• [GIVEN RECORDS]

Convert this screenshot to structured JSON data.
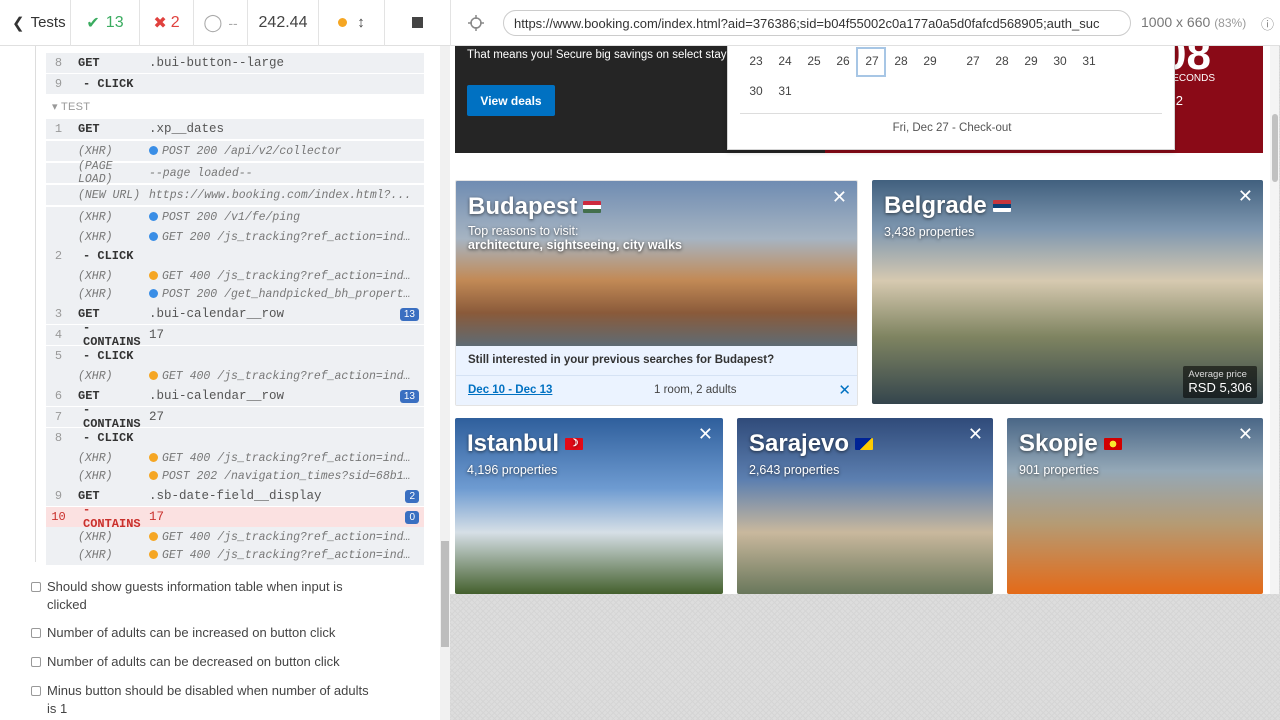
{
  "topbar": {
    "tests_label": "Tests",
    "passed": "13",
    "failed": "2",
    "pending": "--",
    "duration": "242.44",
    "url": "https://www.booking.com/index.html?aid=376386;sid=b04f55002c0a177a0a5d0fafcd568905;auth_suc",
    "viewport": "1000 x 660",
    "zoom": "(83%)"
  },
  "log": {
    "r0": {
      "n": "8",
      "m": "GET",
      "msg": ".bui-button--large"
    },
    "r1": {
      "n": "9",
      "m": "- CLICK",
      "msg": ""
    },
    "test_label": "TEST",
    "r2": {
      "n": "1",
      "m": "GET",
      "msg": ".xp__dates"
    },
    "r3": {
      "m": "(XHR)",
      "msg": "POST 200 /api/v2/collector"
    },
    "r4": {
      "m": "(PAGE LOAD)",
      "msg": "--page loaded--"
    },
    "r5": {
      "m": "(NEW URL)",
      "msg": "https://www.booking.com/index.html?..."
    },
    "r6": {
      "m": "(XHR)",
      "msg": "POST 200 /v1/fe/ping"
    },
    "r7": {
      "m": "(XHR)",
      "msg": "GET 200 /js_tracking?ref_action=index&l..."
    },
    "r8": {
      "n": "2",
      "m": "- CLICK",
      "msg": ""
    },
    "r9": {
      "m": "(XHR)",
      "msg": "GET 400 /js_tracking?ref_action=index&l..."
    },
    "r10": {
      "m": "(XHR)",
      "msg": "POST 200 /get_handpicked_bh_properties?..."
    },
    "r11": {
      "n": "3",
      "m": "GET",
      "msg": ".bui-calendar__row",
      "badge": "13"
    },
    "r12": {
      "n": "4",
      "m": "- CONTAINS",
      "msg": "17"
    },
    "r13": {
      "n": "5",
      "m": "- CLICK",
      "msg": ""
    },
    "r14": {
      "m": "(XHR)",
      "msg": "GET 400 /js_tracking?ref_action=index&l..."
    },
    "r15": {
      "n": "6",
      "m": "GET",
      "msg": ".bui-calendar__row",
      "badge": "13"
    },
    "r16": {
      "n": "7",
      "m": "- CONTAINS",
      "msg": "27"
    },
    "r17": {
      "n": "8",
      "m": "- CLICK",
      "msg": ""
    },
    "r18": {
      "m": "(XHR)",
      "msg": "GET 400 /js_tracking?ref_action=index&l..."
    },
    "r19": {
      "m": "(XHR)",
      "msg": "POST 202 /navigation_times?sid=68b1a662..."
    },
    "r20": {
      "n": "9",
      "m": "GET",
      "msg": ".sb-date-field__display",
      "badge": "2"
    },
    "r21": {
      "n": "10",
      "m": "- CONTAINS",
      "msg": "17",
      "badge": "0"
    },
    "r22": {
      "m": "(XHR)",
      "msg": "GET 400 /js_tracking?ref_action=index&l..."
    },
    "r23": {
      "m": "(XHR)",
      "msg": "GET 400 /js_tracking?ref_action=index&l..."
    }
  },
  "tests": [
    "Should show guests information table when input is clicked",
    "Number of adults can be increased on button click",
    "Number of adults can be decreased on button click",
    "Minus button should be disabled when number of adults is 1"
  ],
  "site": {
    "promo_text": "That means you! Secure big savings on select stay",
    "view_deals": "View deals",
    "promo_seconds": "ECONDS",
    "promo_x2": "r 2",
    "promo_big": "08",
    "calendar": {
      "days": [
        "23",
        "24",
        "25",
        "26",
        "27",
        "28",
        "29",
        "27",
        "28",
        "29",
        "30",
        "31",
        "30",
        "31"
      ],
      "footer": "Fri, Dec 27 - Check-out"
    },
    "budapest": {
      "city": "Budapest",
      "reasons": "Top reasons to visit:",
      "reasons_list": "architecture, sightseeing, city walks",
      "question": "Still interested in your previous searches for Budapest?",
      "dates": "Dec 10 - Dec 13",
      "room": "1 room, 2 adults"
    },
    "belgrade": {
      "city": "Belgrade",
      "props": "3,438 properties",
      "avg_label": "Average price",
      "avg_value": "RSD 5,306"
    },
    "istanbul": {
      "city": "Istanbul",
      "props": "4,196 properties"
    },
    "sarajevo": {
      "city": "Sarajevo",
      "props": "2,643 properties"
    },
    "skopje": {
      "city": "Skopje",
      "props": "901 properties"
    }
  },
  "colors": {
    "pass": "#3bac60",
    "fail": "#e0413e",
    "xhr_ok": "#3a8ee6",
    "xhr_err": "#f5a623",
    "badge": "#3a6fc1",
    "booking_blue": "#0071c2"
  }
}
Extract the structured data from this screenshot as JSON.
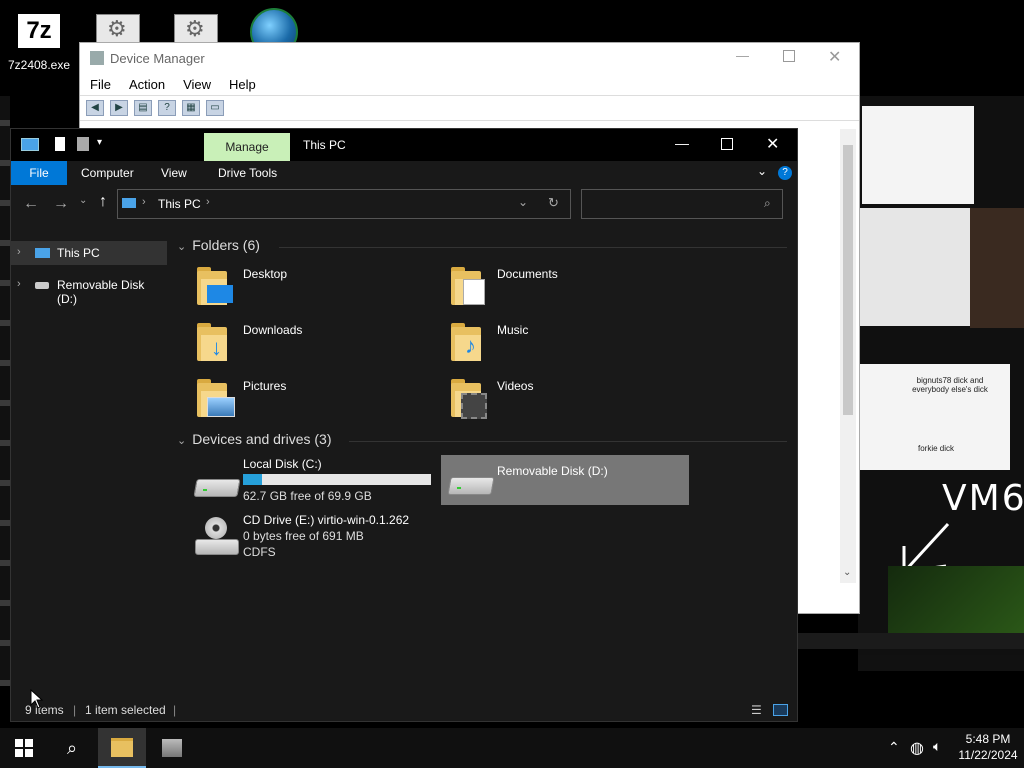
{
  "desktop": {
    "icons": [
      {
        "label": "7z2408.exe"
      }
    ]
  },
  "background": {
    "doodle_text_1": "bignuts78 dick and everybody else's dick",
    "doodle_text_2": "forkie dick",
    "scrawl": "VM6"
  },
  "device_manager": {
    "title": "Device Manager",
    "menu": [
      "File",
      "Action",
      "View",
      "Help"
    ]
  },
  "explorer": {
    "title": "This PC",
    "manage_tab": "Manage",
    "ribbon_tabs": [
      "File",
      "Computer",
      "View",
      "Drive Tools"
    ],
    "address": {
      "crumb": "This PC"
    },
    "search_placeholder": "",
    "nav": [
      {
        "label": "This PC"
      },
      {
        "label": "Removable Disk (D:)"
      }
    ],
    "folders_header": "Folders (6)",
    "folders": [
      {
        "name": "Desktop"
      },
      {
        "name": "Documents"
      },
      {
        "name": "Downloads"
      },
      {
        "name": "Music"
      },
      {
        "name": "Pictures"
      },
      {
        "name": "Videos"
      }
    ],
    "drives_header": "Devices and drives (3)",
    "drives": [
      {
        "name": "Local Disk (C:)",
        "detail": "62.7 GB free of 69.9 GB",
        "used_fraction": 0.103
      },
      {
        "name": "Removable Disk (D:)",
        "selected": true
      },
      {
        "name": "CD Drive (E:) virtio-win-0.1.262",
        "detail": "0 bytes free of 691 MB",
        "fs": "CDFS"
      }
    ],
    "status": {
      "items": "9 items",
      "selected": "1 item selected"
    }
  },
  "taskbar": {
    "time": "5:48 PM",
    "date": "11/22/2024"
  },
  "colors": {
    "accent": "#0078d7",
    "manage_tab_bg": "#c9f0b8",
    "selected_drive_bg": "#777777",
    "storage_bar": "#26a0da"
  }
}
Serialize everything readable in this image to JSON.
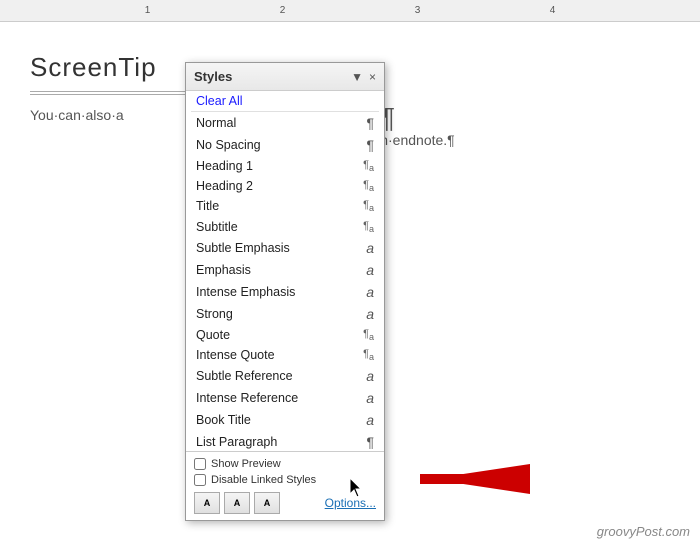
{
  "ruler": {
    "marks": [
      "1",
      "2",
      "3",
      "4"
    ]
  },
  "document": {
    "screentip": "ScreenTip",
    "body_text": "You·can·also·a",
    "right_para_mark": "¶",
    "right_text": "g·an·endnote.¶"
  },
  "styles_panel": {
    "title": "Styles",
    "collapse_icon": "▼",
    "close_icon": "×",
    "items": [
      {
        "label": "Clear All",
        "symbol": "",
        "type": "clear"
      },
      {
        "label": "Normal",
        "symbol": "¶",
        "type": "para"
      },
      {
        "label": "No Spacing",
        "symbol": "¶",
        "type": "para"
      },
      {
        "label": "Heading 1",
        "symbol": "¶a",
        "type": "heading"
      },
      {
        "label": "Heading 2",
        "symbol": "¶a",
        "type": "heading"
      },
      {
        "label": "Title",
        "symbol": "¶a",
        "type": "heading"
      },
      {
        "label": "Subtitle",
        "symbol": "¶a",
        "type": "heading"
      },
      {
        "label": "Subtle Emphasis",
        "symbol": "a",
        "type": "emphasis"
      },
      {
        "label": "Emphasis",
        "symbol": "a",
        "type": "emphasis"
      },
      {
        "label": "Intense Emphasis",
        "symbol": "a",
        "type": "emphasis"
      },
      {
        "label": "Strong",
        "symbol": "a",
        "type": "emphasis"
      },
      {
        "label": "Quote",
        "symbol": "¶a",
        "type": "heading"
      },
      {
        "label": "Intense Quote",
        "symbol": "¶a",
        "type": "heading"
      },
      {
        "label": "Subtle Reference",
        "symbol": "a",
        "type": "emphasis"
      },
      {
        "label": "Intense Reference",
        "symbol": "a",
        "type": "emphasis"
      },
      {
        "label": "Book Title",
        "symbol": "a",
        "type": "emphasis"
      },
      {
        "label": "List Paragraph",
        "symbol": "¶",
        "type": "para"
      }
    ],
    "footer": {
      "show_preview": "Show Preview",
      "disable_linked": "Disable Linked Styles",
      "options_link": "Options..."
    },
    "buttons": [
      {
        "icon": "A↑",
        "name": "new-style-button"
      },
      {
        "icon": "A↗",
        "name": "style-inspector-button"
      },
      {
        "icon": "Aa",
        "name": "manage-styles-button"
      }
    ]
  },
  "watermark": {
    "text": "groovyPost.com"
  }
}
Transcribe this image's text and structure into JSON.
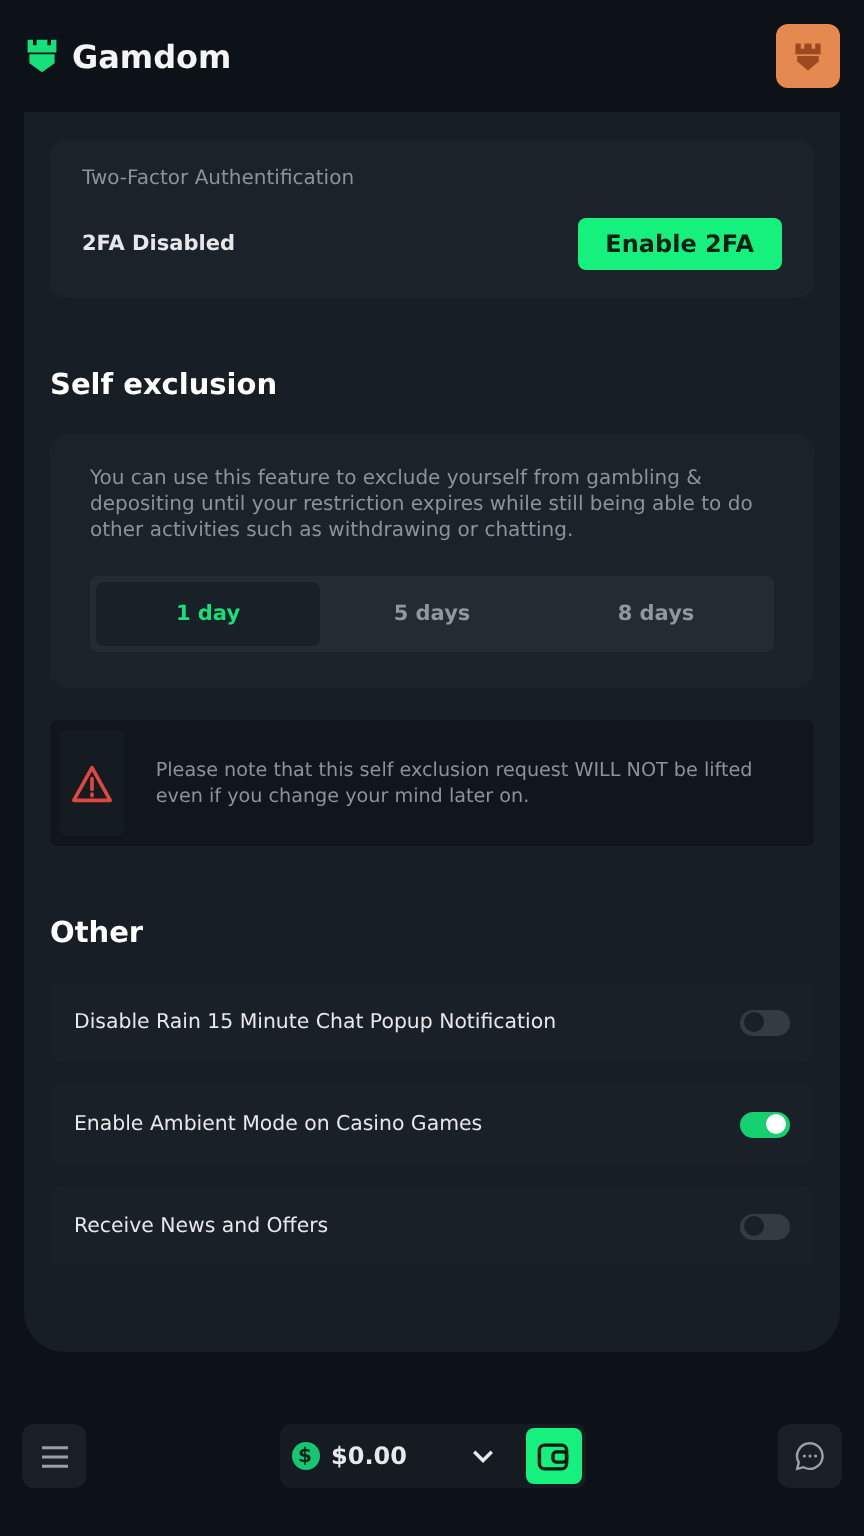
{
  "header": {
    "brand": "Gamdom"
  },
  "two_factor": {
    "title": "Two-Factor Authentification",
    "status": "2FA Disabled",
    "button": "Enable 2FA"
  },
  "self_exclusion": {
    "title": "Self exclusion",
    "description": "You can use this feature to exclude yourself from gambling & depositing until your restriction expires while still being able to do other activities such as withdrawing or chatting.",
    "options": [
      {
        "label": "1 day",
        "selected": true
      },
      {
        "label": "5 days",
        "selected": false
      },
      {
        "label": "8 days",
        "selected": false
      }
    ],
    "warning": "Please note that this self exclusion request WILL NOT be lifted even if you change your mind later on."
  },
  "other": {
    "title": "Other",
    "settings": [
      {
        "label": "Disable Rain 15 Minute Chat Popup Notification",
        "on": false
      },
      {
        "label": "Enable Ambient Mode on Casino Games",
        "on": true
      },
      {
        "label": "Receive News and Offers",
        "on": false
      }
    ]
  },
  "bottom_bar": {
    "coin_symbol": "$",
    "balance": "$0.00"
  }
}
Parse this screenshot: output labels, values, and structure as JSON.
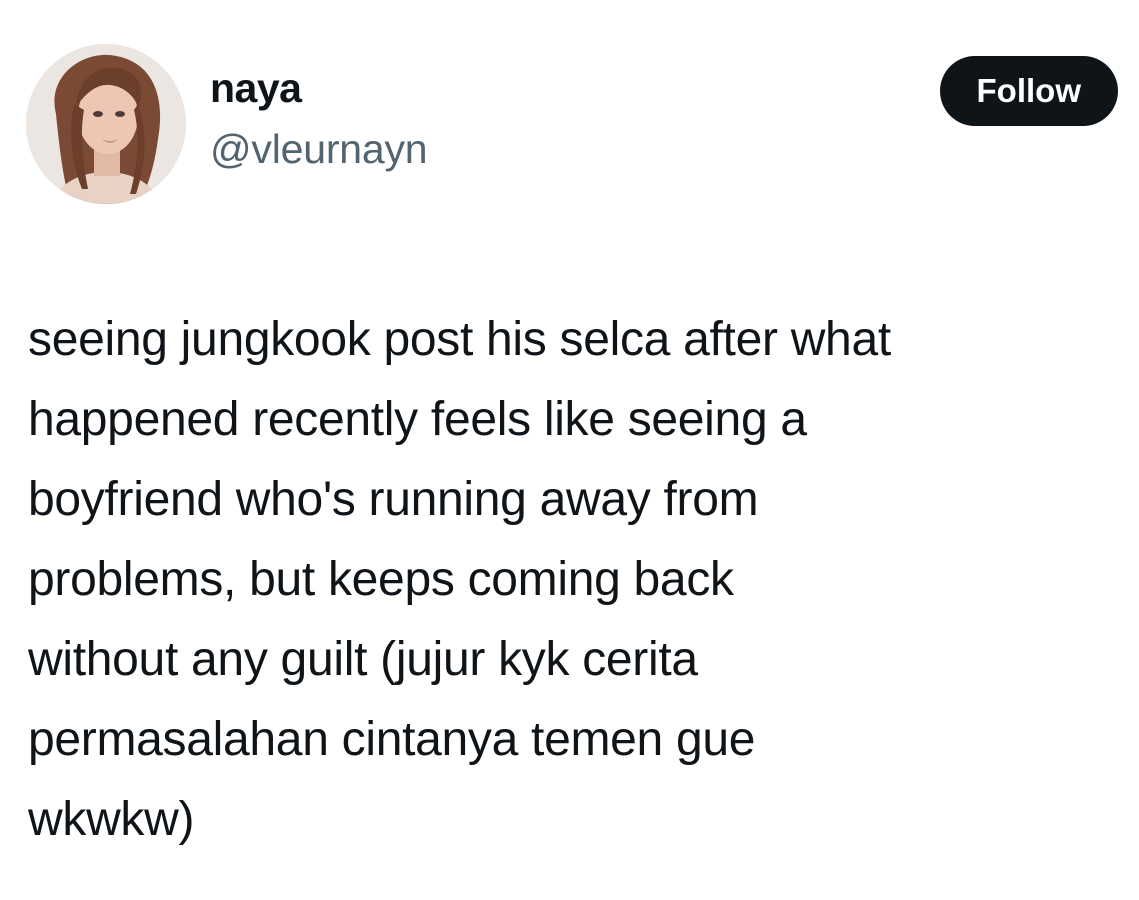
{
  "author": {
    "display_name": "naya",
    "handle": "@vleurnayn",
    "avatar_icon": "profile-photo"
  },
  "actions": {
    "follow_label": "Follow"
  },
  "tweet": {
    "text": "seeing jungkook post his selca after what\nhappened recently feels like seeing a\nboyfriend who's running away from\nproblems, but keeps coming back\nwithout any guilt (jujur kyk cerita\npermasalahan cintanya temen gue\nwkwkw)"
  },
  "colors": {
    "text_primary": "#0f1419",
    "text_secondary": "#536471",
    "button_bg": "#0f1419",
    "button_text": "#ffffff",
    "background": "#ffffff"
  }
}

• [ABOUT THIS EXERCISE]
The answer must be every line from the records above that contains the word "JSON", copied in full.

• [WRITTEN SOLUTION]
Convert this screenshot to structured JSON data.
Extract the structured data from this screenshot as JSON.
Serialize everything readable in this image to JSON.
Transcribe this image's text and structure into JSON.
Parse this screenshot: output labels, values, and structure as JSON.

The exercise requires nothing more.